§ Task item:
For each line below that contains the word "kind", make a copy.

Dataset rows for apps and sites:

▼▼▼

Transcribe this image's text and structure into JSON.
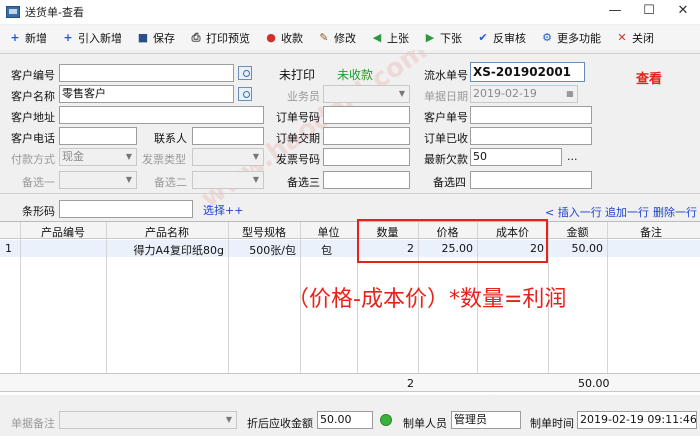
{
  "window": {
    "title": "送货单-查看",
    "minimize": "—",
    "maximize": "☐",
    "close": "✕"
  },
  "toolbar": [
    {
      "label": "新增",
      "icon": "plus-icon",
      "glyph": "+",
      "color": "#1e5bd6"
    },
    {
      "label": "引入新增",
      "icon": "plus-icon",
      "glyph": "+",
      "color": "#1e5bd6"
    },
    {
      "label": "保存",
      "icon": "save-icon",
      "glyph": "■",
      "color": "#2c4f8a"
    },
    {
      "label": "打印预览",
      "icon": "printer-icon",
      "glyph": "⎙",
      "color": "#444"
    },
    {
      "label": "收款",
      "icon": "coins-icon",
      "glyph": "●",
      "color": "#d0302a"
    },
    {
      "label": "修改",
      "icon": "edit-icon",
      "glyph": "✎",
      "color": "#8a5a2a"
    },
    {
      "label": "上张",
      "icon": "prev-icon",
      "glyph": "◀",
      "color": "#2a9a3a"
    },
    {
      "label": "下张",
      "icon": "next-icon",
      "glyph": "▶",
      "color": "#2a9a3a"
    },
    {
      "label": "反审核",
      "icon": "unaudit-icon",
      "glyph": "✔",
      "color": "#1e5bd6"
    },
    {
      "label": "更多功能",
      "icon": "gear-icon",
      "glyph": "⚙",
      "color": "#1e5bd6"
    },
    {
      "label": "关闭",
      "icon": "close-icon",
      "glyph": "✕",
      "color": "#d0302a"
    }
  ],
  "form": {
    "customer_code_label": "客户编号",
    "customer_code": "",
    "customer_name_label": "客户名称",
    "customer_name": "零售客户",
    "customer_addr_label": "客户地址",
    "customer_addr": "",
    "customer_phone_label": "客户电话",
    "customer_phone": "",
    "contact_label": "联系人",
    "contact": "",
    "payment_label": "付款方式",
    "payment": "现金",
    "invoice_type_label": "发票类型",
    "invoice_type": "",
    "backup1_label": "备选一",
    "backup1": "",
    "backup2_label": "备选二",
    "backup2": "",
    "print_status": "未打印",
    "collect_status": "未收款",
    "salesman_label": "业务员",
    "salesman": "",
    "order_no_label": "订单号码",
    "order_no": "",
    "order_delivery_label": "订单交期",
    "order_delivery": "",
    "invoice_no_label": "发票号码",
    "invoice_no": "",
    "backup3_label": "备选三",
    "backup3": "",
    "serial_label": "流水单号",
    "serial": "XS-201902001",
    "doc_date_label": "单据日期",
    "doc_date": "2019-02-19",
    "cust_order_label": "客户单号",
    "cust_order": "",
    "order_received_label": "订单已收",
    "order_received": "",
    "latest_debt_label": "最新欠款",
    "latest_debt": "50",
    "more": "...",
    "backup4_label": "备选四",
    "backup4": "",
    "view_stamp": "查看",
    "barcode_label": "条形码",
    "barcode": "",
    "select_link": "选择++",
    "insert_row": "< 插入一行",
    "append_row": "追加一行",
    "delete_row": "删除一行"
  },
  "table": {
    "columns": [
      "产品编号",
      "产品名称",
      "型号规格",
      "单位",
      "数量",
      "价格",
      "成本价",
      "金额",
      "备注"
    ],
    "rows": [
      {
        "idx": "1",
        "code": "",
        "name": "得力A4复印纸80g",
        "spec": "500张/包",
        "unit": "包",
        "qty": "2",
        "price": "25.00",
        "cost": "20",
        "amount": "50.00",
        "remark": ""
      }
    ],
    "footer": {
      "qty": "2",
      "amount": "50.00"
    }
  },
  "annotation": "（价格-成本价）*数量=利润",
  "watermark": "www.haodeld.com",
  "bottom": {
    "remark_label": "单据备注",
    "remark": "",
    "receivable_label": "折后应收金额",
    "receivable": "50.00",
    "creator_label": "制单人员",
    "creator": "管理员",
    "created_label": "制单时间",
    "created": "2019-02-19 09:11:46"
  }
}
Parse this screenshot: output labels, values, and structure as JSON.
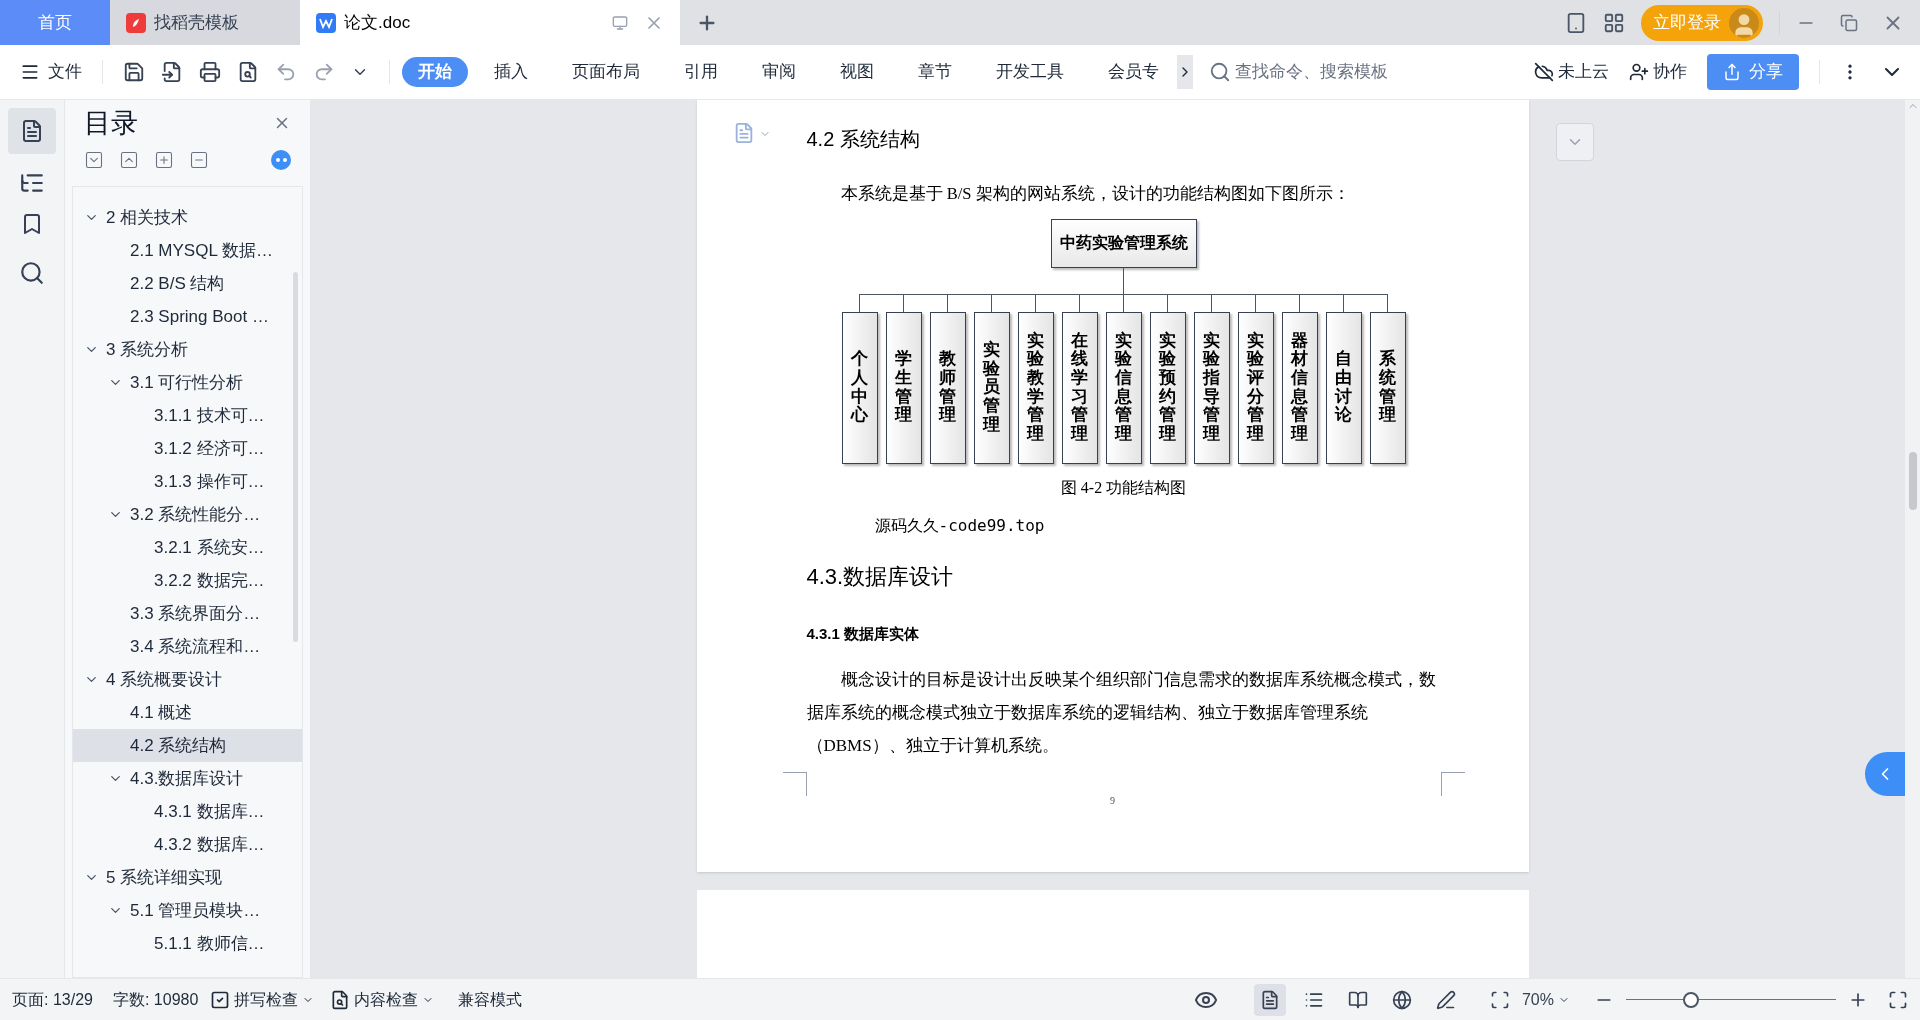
{
  "tabs": [
    {
      "label": "首页",
      "kind": "home",
      "selected": false
    },
    {
      "label": "找稻壳模板",
      "kind": "docer",
      "selected": false
    },
    {
      "label": "论文.doc",
      "kind": "doc",
      "selected": true
    }
  ],
  "account": {
    "login": "立即登录"
  },
  "toolbar": {
    "file": "文件",
    "ribbon_tabs": [
      {
        "label": "开始",
        "selected": true
      },
      {
        "label": "插入",
        "selected": false
      },
      {
        "label": "页面布局",
        "selected": false
      },
      {
        "label": "引用",
        "selected": false
      },
      {
        "label": "审阅",
        "selected": false
      },
      {
        "label": "视图",
        "selected": false
      },
      {
        "label": "章节",
        "selected": false
      },
      {
        "label": "开发工具",
        "selected": false
      },
      {
        "label": "会员专",
        "selected": false
      }
    ],
    "search": {
      "placeholder": "查找命令、搜索模板"
    },
    "cloud": "未上云",
    "collaborate": "协作",
    "share": "分享"
  },
  "toc": {
    "title": "目录",
    "items": [
      {
        "label": "2 相关技术",
        "expanded": true,
        "selected": false,
        "children": [
          {
            "label": "2.1 MYSQL 数据…",
            "selected": false
          },
          {
            "label": "2.2 B/S 结构",
            "selected": false
          },
          {
            "label": "2.3 Spring Boot …",
            "selected": false
          }
        ]
      },
      {
        "label": "3 系统分析",
        "expanded": true,
        "selected": false,
        "children": [
          {
            "label": "3.1 可行性分析",
            "expanded": true,
            "selected": false,
            "children": [
              {
                "label": "3.1.1 技术可…",
                "selected": false
              },
              {
                "label": "3.1.2 经济可…",
                "selected": false
              },
              {
                "label": "3.1.3 操作可…",
                "selected": false
              }
            ]
          },
          {
            "label": "3.2 系统性能分…",
            "expanded": true,
            "selected": false,
            "children": [
              {
                "label": "3.2.1  系统安…",
                "selected": false
              },
              {
                "label": "3.2.2  数据完…",
                "selected": false
              }
            ]
          },
          {
            "label": "3.3 系统界面分…",
            "selected": false
          },
          {
            "label": "3.4 系统流程和…",
            "selected": false
          }
        ]
      },
      {
        "label": "4 系统概要设计",
        "expanded": true,
        "selected": false,
        "children": [
          {
            "label": "4.1 概述",
            "selected": false
          },
          {
            "label": "4.2 系统结构",
            "selected": true
          },
          {
            "label": "4.3.数据库设计",
            "expanded": true,
            "selected": false,
            "children": [
              {
                "label": "4.3.1 数据库…",
                "selected": false
              },
              {
                "label": "4.3.2 数据库…",
                "selected": false
              }
            ]
          }
        ]
      },
      {
        "label": "5 系统详细实现",
        "expanded": true,
        "selected": false,
        "children": [
          {
            "label": "5.1  管理员模块…",
            "expanded": true,
            "selected": false,
            "children": [
              {
                "label": "5.1.1  教师信…",
                "selected": false
              }
            ]
          }
        ]
      }
    ]
  },
  "document": {
    "heading": "4.2 系统结构",
    "intro": "本系统是基于 B/S 架构的网站系统，设计的功能结构图如下图所示：",
    "diagram": {
      "root": "中药实验管理系统",
      "children": [
        "个人中心",
        "学生管理",
        "教师管理",
        "实验员管理",
        "实验教学管理",
        "在线学习管理",
        "实验信息管理",
        "实验预约管理",
        "实验指导管理",
        "实验评分管理",
        "器材信息管理",
        "自由讨论",
        "系统管理"
      ]
    },
    "caption": "图 4-2 功能结构图",
    "source_note": "源码久久-code99.top",
    "heading2": "4.3.数据库设计",
    "heading3": "4.3.1 数据库实体",
    "paragraph": "概念设计的目标是设计出反映某个组织部门信息需求的数据库系统概念模式，数据库系统的概念模式独立于数据库系统的逻辑结构、独立于数据库管理系统（DBMS）、独立于计算机系统。",
    "page_number": "9"
  },
  "status_bar": {
    "page": "页面: 13/29",
    "words": "字数: 10980",
    "spell_check": "拼写检查",
    "content_check": "内容检查",
    "compat": "兼容模式",
    "view_modes": [
      {
        "kind": "page",
        "selected": true
      },
      {
        "kind": "outline",
        "selected": false
      },
      {
        "kind": "reading",
        "selected": false
      },
      {
        "kind": "web",
        "selected": false
      },
      {
        "kind": "write",
        "selected": false
      }
    ],
    "zoom": "70%",
    "zoom_slider": {
      "level": 0.31
    }
  }
}
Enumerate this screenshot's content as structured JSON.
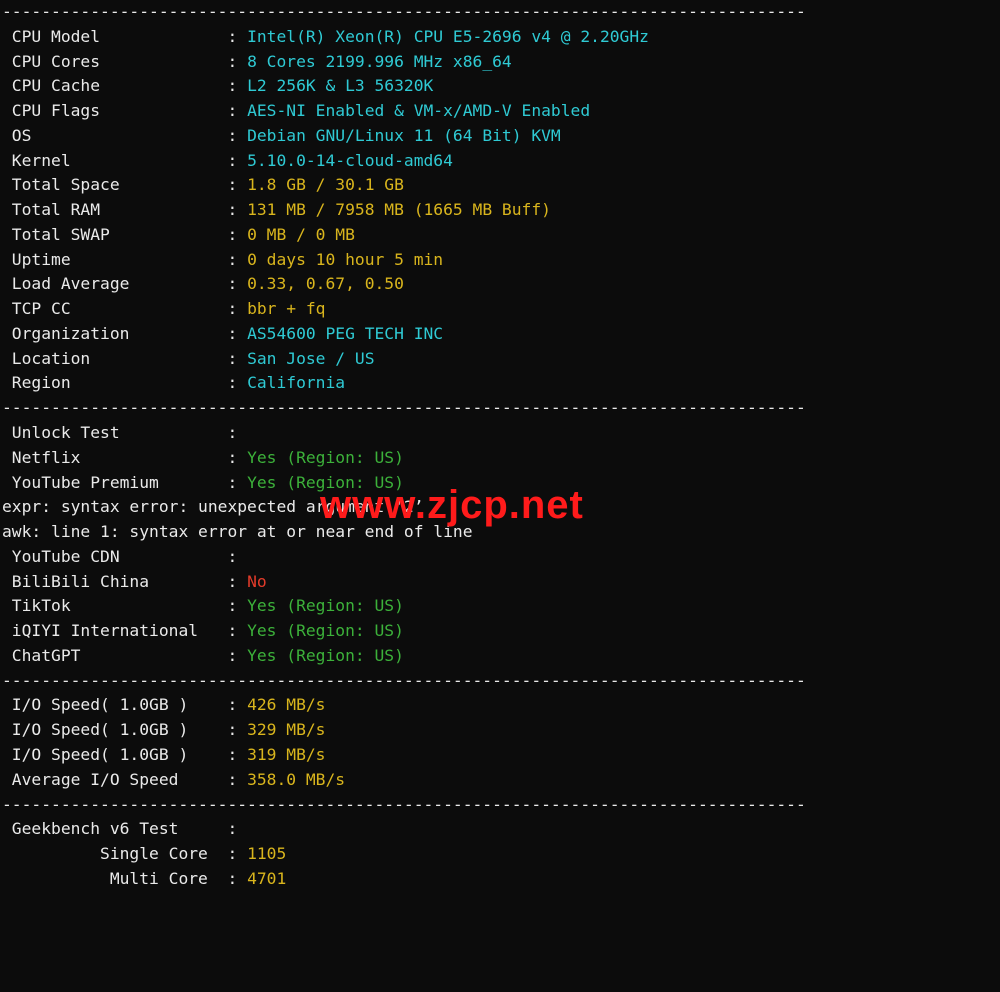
{
  "divider": "----------------------------------------------------------------------------------",
  "watermark": "www.zjcp.net",
  "system": [
    {
      "label": "CPU Model",
      "value": "Intel(R) Xeon(R) CPU E5-2696 v4 @ 2.20GHz",
      "color": "cyan"
    },
    {
      "label": "CPU Cores",
      "value": "8 Cores 2199.996 MHz x86_64",
      "color": "cyan"
    },
    {
      "label": "CPU Cache",
      "value": "L2 256K & L3 56320K",
      "color": "cyan"
    },
    {
      "label": "CPU Flags",
      "value": "AES-NI Enabled & VM-x/AMD-V Enabled",
      "color": "cyan"
    },
    {
      "label": "OS",
      "value": "Debian GNU/Linux 11 (64 Bit) KVM",
      "color": "cyan"
    },
    {
      "label": "Kernel",
      "value": "5.10.0-14-cloud-amd64",
      "color": "cyan"
    },
    {
      "label": "Total Space",
      "value": "1.8 GB / 30.1 GB",
      "color": "yellow"
    },
    {
      "label": "Total RAM",
      "value": "131 MB / 7958 MB (1665 MB Buff)",
      "color": "yellow"
    },
    {
      "label": "Total SWAP",
      "value": "0 MB / 0 MB",
      "color": "yellow"
    },
    {
      "label": "Uptime",
      "value": "0 days 10 hour 5 min",
      "color": "yellow"
    },
    {
      "label": "Load Average",
      "value": "0.33, 0.67, 0.50",
      "color": "yellow"
    },
    {
      "label": "TCP CC",
      "value": "bbr + fq",
      "color": "yellow"
    },
    {
      "label": "Organization",
      "value": "AS54600 PEG TECH INC",
      "color": "cyan"
    },
    {
      "label": "Location",
      "value": "San Jose / US",
      "color": "cyan"
    },
    {
      "label": "Region",
      "value": "California",
      "color": "cyan"
    }
  ],
  "unlock": {
    "header": {
      "label": "Unlock Test",
      "value": "",
      "color": "white"
    },
    "rows": [
      {
        "label": "Netflix",
        "value": "Yes (Region: US)",
        "color": "green"
      },
      {
        "label": "YouTube Premium",
        "value": "Yes (Region: US)",
        "color": "green"
      }
    ],
    "errors": [
      "expr: syntax error: unexpected argument ‘2’",
      "awk: line 1: syntax error at or near end of line"
    ],
    "rows2": [
      {
        "label": "YouTube CDN",
        "value": "",
        "color": "white"
      },
      {
        "label": "BiliBili China",
        "value": "No",
        "color": "red"
      },
      {
        "label": "TikTok",
        "value": "Yes (Region: US)",
        "color": "green"
      },
      {
        "label": "iQIYI International",
        "value": "Yes (Region: US)",
        "color": "green"
      },
      {
        "label": "ChatGPT",
        "value": "Yes (Region: US)",
        "color": "green"
      }
    ]
  },
  "io": [
    {
      "label": "I/O Speed( 1.0GB )",
      "value": "426 MB/s",
      "color": "yellow"
    },
    {
      "label": "I/O Speed( 1.0GB )",
      "value": "329 MB/s",
      "color": "yellow"
    },
    {
      "label": "I/O Speed( 1.0GB )",
      "value": "319 MB/s",
      "color": "yellow"
    },
    {
      "label": "Average I/O Speed",
      "value": "358.0 MB/s",
      "color": "yellow"
    }
  ],
  "geekbench": {
    "header": {
      "label": "Geekbench v6 Test",
      "value": "",
      "color": "white"
    },
    "rows": [
      {
        "label": "Single Core",
        "value": "1105",
        "color": "yellow",
        "align": "right"
      },
      {
        "label": "Multi Core",
        "value": "4701",
        "color": "yellow",
        "align": "right"
      }
    ]
  }
}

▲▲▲

§ Solution to this task:
      "kind": "home",
      "kind": "docer",
      "kind": "doc",
        "kind": "page",
        "kind": "outline",
        "kind": "reading",
        "kind": "web",
        "kind": "write",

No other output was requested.